I'm sad to see what they are doingto the Marrakesh post office - looks like they are taking down some or the ornate trimming too...I hope they keep those doors, they are amazing.

Willow said...

The first time I went in to an Indonesian post office (in Bandung) I got the shock of my life. No lines? No order? Moroccans and Indonesians grew up on the same side of the street when it coems to 'queues' and 'lines'.

Frank Gardner said...

We used to have to pay our electric like that. No mail in, just line up with the whole town, and usually they were in front of me.
They finally made it easier and we can now pay at a grocery store or two around town. Gotta go there anyway.

travelingmama said...

I have often gotten a kick out of the fact that there are seemingly no lines in Morocco. Not on the streets, not in the stores, and certainly not at the post office!

High Desert Diva said...

oh dear....modernizing

Britt-Arnhild said...

Give me your address and I'll mail you a letter from Norway :-)

Britt-Arnhild said...

Elizabeth, I would love to learn more about the door posting.....

rochambeau said...

Hi Elizabeth,
Nice PO facade! You're smart to go early and beat the aggravation!
Really great news about your friend!
Yes count me into the for the door parade on the 12th!


An Aesthete's Lament said...

Bulldozing the Guéliz villas. Wrecking the train station. Belittling the original airport. The 1920s/30s charm is being sucked right out of the place. And don't get me started on the demolition of Bagatelle.

Absolute Vanilla (& Atyllah) said...

It's a different world and a different life, isn't it. I hate when old buildings are renovated - and unsympathetically at that. I loved the doorway shot of the PO - I hope the magic of it is able to remain in some way.

Elizabeth said...

I will post pictures of the PO when they have finished renovating it.......we'll see.
I think I am the kiss of doom for old buildings - I should keep away from the.

I promise I did not go near Bagatelle........I once had delicious liver and bacon there......and now it's a hole in the ground.....


The doors idea came from several people. I'm sure you must have lots of lovely Norwegian ones to share

Marja said...
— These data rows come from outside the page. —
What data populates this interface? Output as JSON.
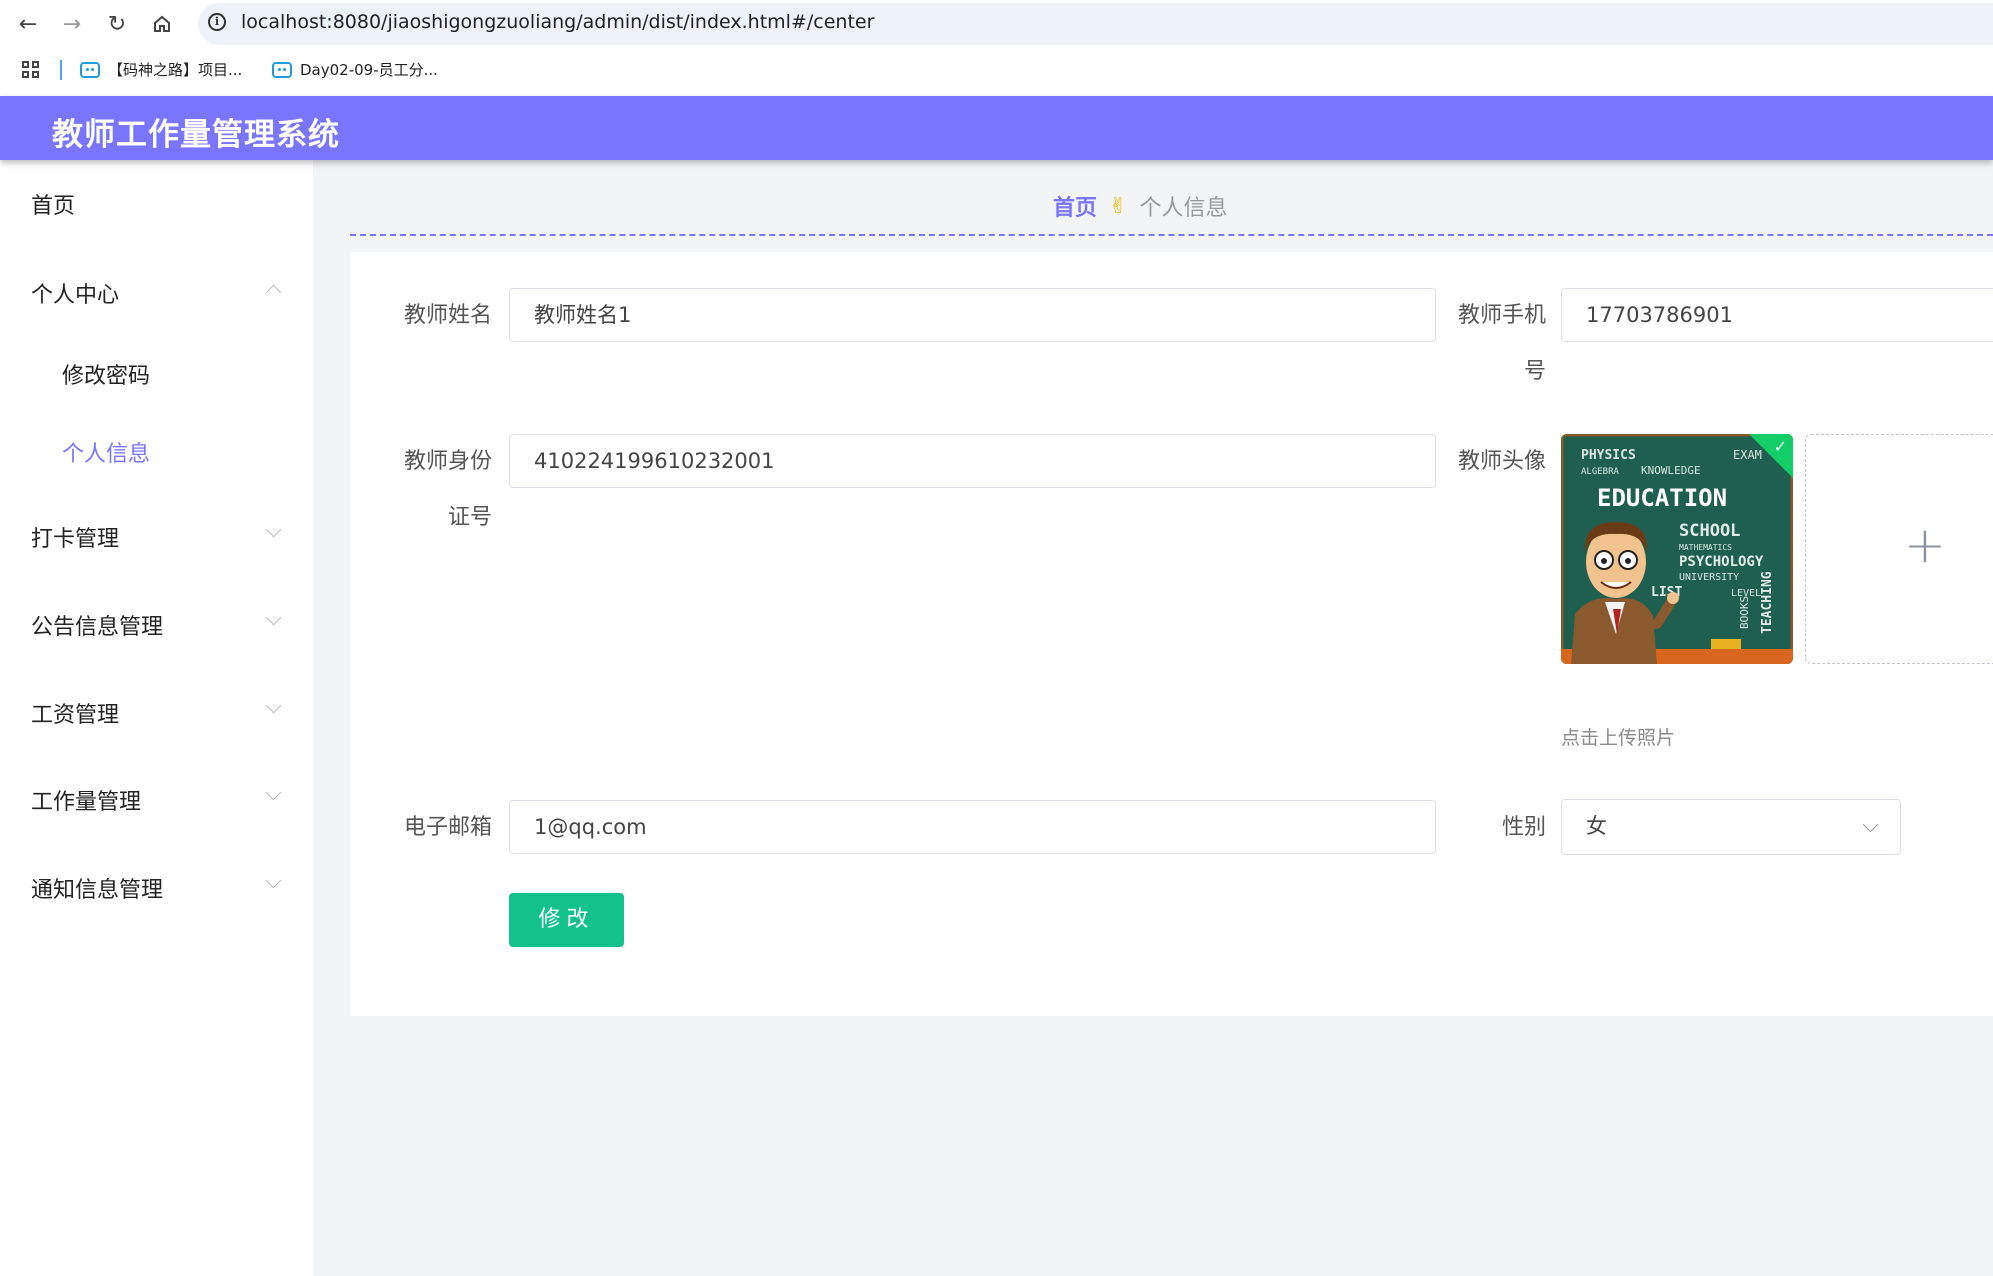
{
  "browser": {
    "url": "localhost:8080/jiaoshigongzuoliang/admin/dist/index.html#/center",
    "bookmarks": [
      "【码神之路】项目...",
      "Day02-09-员工分..."
    ]
  },
  "header": {
    "title": "教师工作量管理系统"
  },
  "sidebar": {
    "home": "首页",
    "personal_center": "个人中心",
    "change_password": "修改密码",
    "personal_info": "个人信息",
    "attendance": "打卡管理",
    "announcements": "公告信息管理",
    "salary": "工资管理",
    "workload": "工作量管理",
    "notifications": "通知信息管理"
  },
  "breadcrumb": {
    "home": "首页",
    "separator": "✌",
    "current": "个人信息"
  },
  "form": {
    "name_label": "教师姓名",
    "name_value": "教师姓名1",
    "phone_label_line1": "教师手机",
    "phone_label_line2": "号",
    "phone_value": "17703786901",
    "idcard_label_line1": "教师身份",
    "idcard_label_line2": "证号",
    "idcard_value": "410224199610232001",
    "avatar_label": "教师头像",
    "upload_tip": "点击上传照片",
    "email_label": "电子邮箱",
    "email_value": "1@qq.com",
    "gender_label": "性别",
    "gender_value": "女",
    "submit_label": "修改"
  },
  "avatar_image": {
    "words": [
      "PHYSICS",
      "EXAM",
      "ALGEBRA",
      "KNOWLEDGE",
      "EDUCATION",
      "SCHOOL",
      "MATHEMATICS",
      "PSYCHOLOGY",
      "UNIVERSITY",
      "LIST",
      "LEVEL",
      "TEACHING",
      "BOOKS"
    ]
  },
  "colors": {
    "accent": "#7a75fd",
    "button": "#13c28a",
    "success": "#13ce66",
    "background": "#f3f4f6"
  }
}
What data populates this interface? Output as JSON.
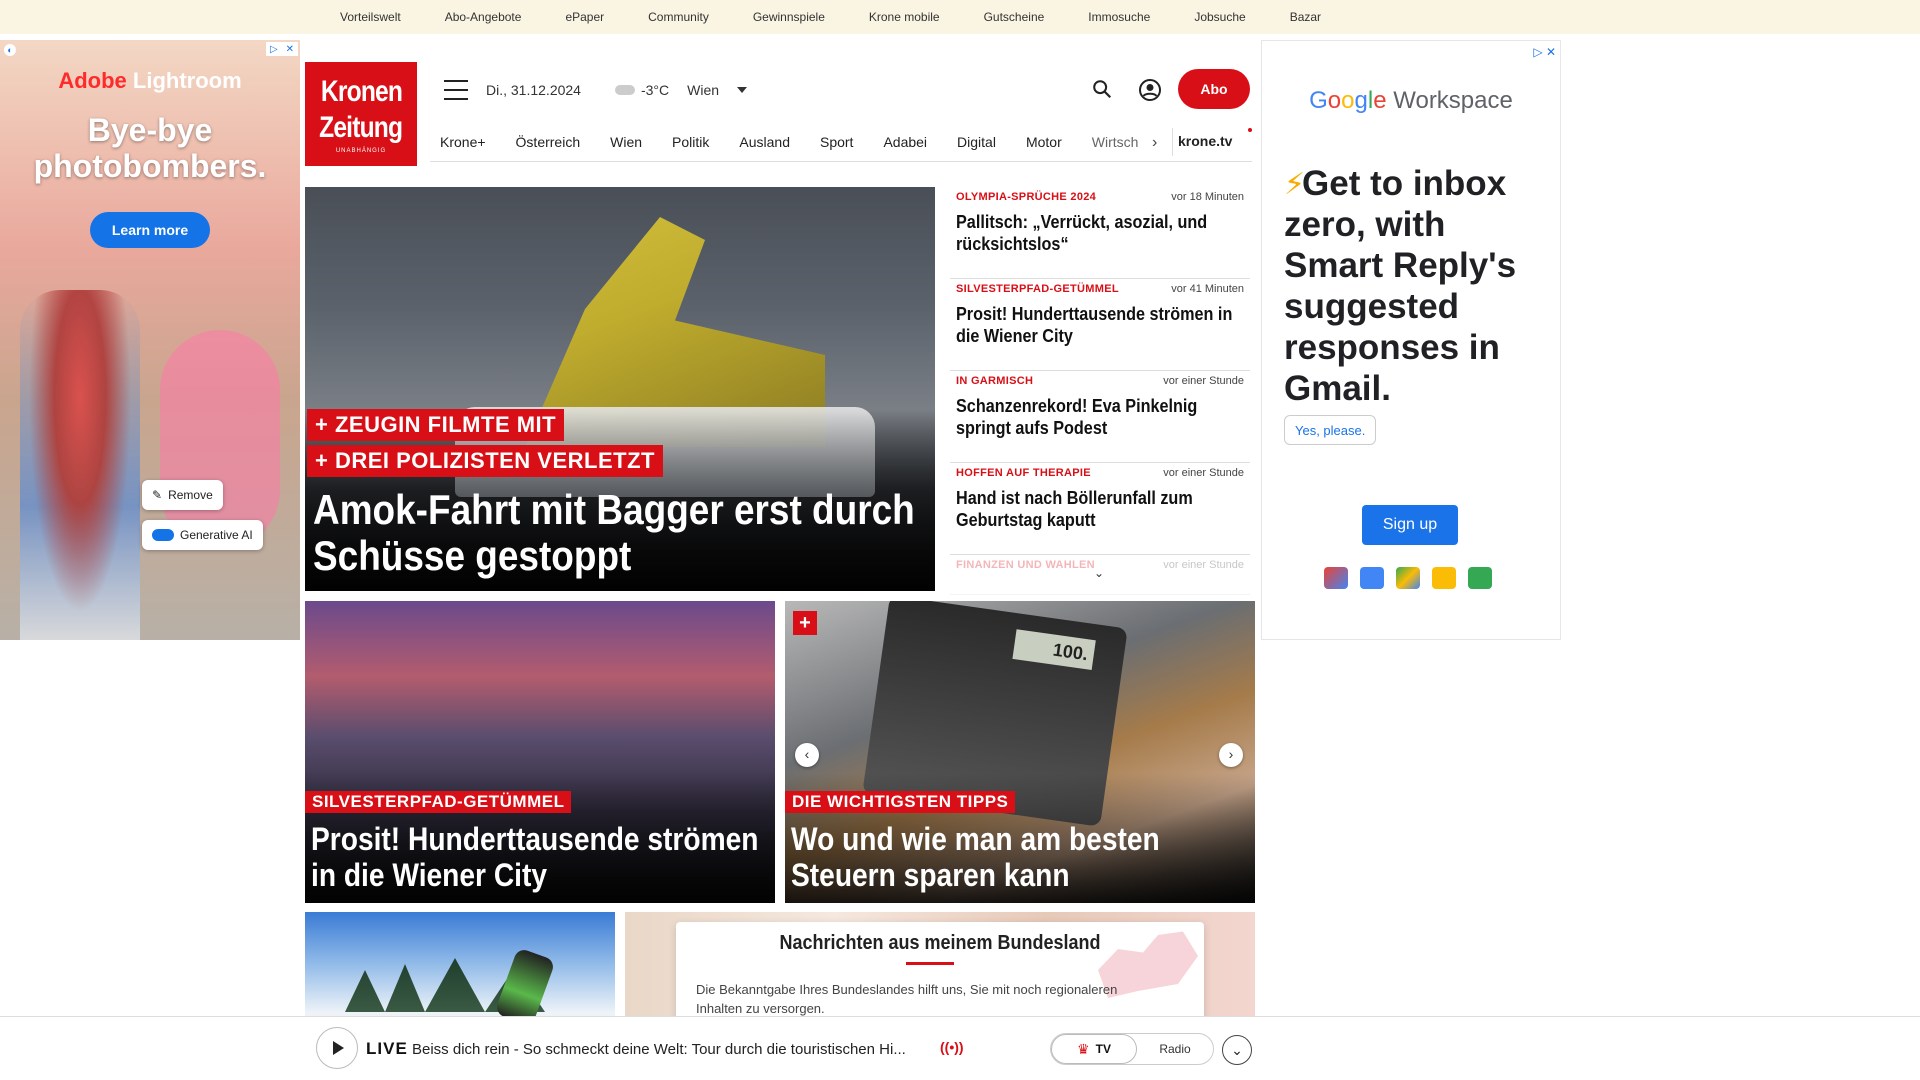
{
  "topbar": {
    "links": [
      "Vorteilswelt",
      "Abo-Angebote",
      "ePaper",
      "Community",
      "Gewinnspiele",
      "Krone mobile",
      "Gutscheine",
      "Immosuche",
      "Jobsuche",
      "Bazar"
    ]
  },
  "ad_left": {
    "brand_prefix": "Adobe",
    "brand_name": "Lightroom",
    "headline": "Bye-bye photobombers.",
    "cta": "Learn more",
    "remove_label": "Remove",
    "genai_label": "Generative AI"
  },
  "header": {
    "logo_line1": "Kronen",
    "logo_line2": "Zeitung",
    "logo_tagline": "UNABHÄNGIG",
    "date": "Di., 31.12.2024",
    "temperature": "-3°C",
    "city": "Wien",
    "abo_label": "Abo"
  },
  "nav": {
    "items": [
      "Krone+",
      "Österreich",
      "Wien",
      "Politik",
      "Ausland",
      "Sport",
      "Adabei",
      "Digital",
      "Motor",
      "Wirtsch"
    ],
    "tv_label": "krone.tv"
  },
  "hero": {
    "tag1": "+ ZEUGIN FILMTE MIT",
    "tag2": "+ DREI POLIZISTEN VERLETZT",
    "headline": "Amok-Fahrt mit Bagger erst durch Schüsse gestoppt"
  },
  "news_list": [
    {
      "kicker": "OLYMPIA-SPRÜCHE 2024",
      "time": "vor 18 Minuten",
      "title": "Pallitsch: „Verrückt, asozial, und rücksichtslos“"
    },
    {
      "kicker": "SILVESTERPFAD-GETÜMMEL",
      "time": "vor 41 Minuten",
      "title": "Prosit! Hunderttausende strömen in die Wiener City"
    },
    {
      "kicker": "IN GARMISCH",
      "time": "vor einer Stunde",
      "title": "Schanzenrekord! Eva Pinkelnig springt aufs Podest"
    },
    {
      "kicker": "HOFFEN AUF THERAPIE",
      "time": "vor einer Stunde",
      "title": "Hand ist nach Böllerunfall zum Geburtstag kaputt"
    },
    {
      "kicker": "FINANZEN UND WAHLEN",
      "time": "vor einer Stunde",
      "title": ""
    }
  ],
  "cards": [
    {
      "tag": "SILVESTERPFAD-GETÜMMEL",
      "headline": "Prosit! Hunderttausende strömen in die Wiener City"
    },
    {
      "tag": "DIE WICHTIGSTEN TIPPS",
      "headline": "Wo und wie man am besten Steuern sparen kann",
      "calc_display": "100."
    }
  ],
  "bundesland": {
    "title": "Nachrichten aus meinem Bundesland",
    "text": "Die Bekanntgabe Ihres Bundeslandes hilft uns, Sie mit noch regionaleren Inhalten zu versorgen."
  },
  "player": {
    "live_label": "LIVE",
    "title": "Beiss dich rein - So schmeckt deine Welt: Tour durch die touristischen Hi...",
    "tv_label": "TV",
    "radio_label": "Radio"
  },
  "ad_right": {
    "brand_g": "G",
    "brand_o1": "o",
    "brand_o2": "o",
    "brand_g2": "g",
    "brand_l": "l",
    "brand_e": "e",
    "brand_suffix": "Workspace",
    "headline": "Get to inbox zero, with Smart Reply's suggested responses in Gmail.",
    "yes_label": "Yes, please.",
    "signup_label": "Sign up"
  }
}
What a lovely post office. I was used in holland to stand in lines too but find it a delight not to have too here in NZ. Her the post is unpredictable. Sometimes i get post from overseas quickly sometimes it takes ages.

Passementerie said...

Ah - bill-paying in Marrakech... We didn't have to pay for our electricity ourselves, but we did have to pay for the telephone at the Maroc Telecom office, and as I would flatly refuse to go, it was poor John who would have to get up at half past seven to get there for 8am to join that queue. Everyone would wait outside the door and because he was always the second or third person there they were very noble and pushed him ahead to the ticket machine when the doors opened, but it was understood that people who had arrived in cars would be first for some reason. One guy turned up in a Mercededs SUV - everyone was very impressed.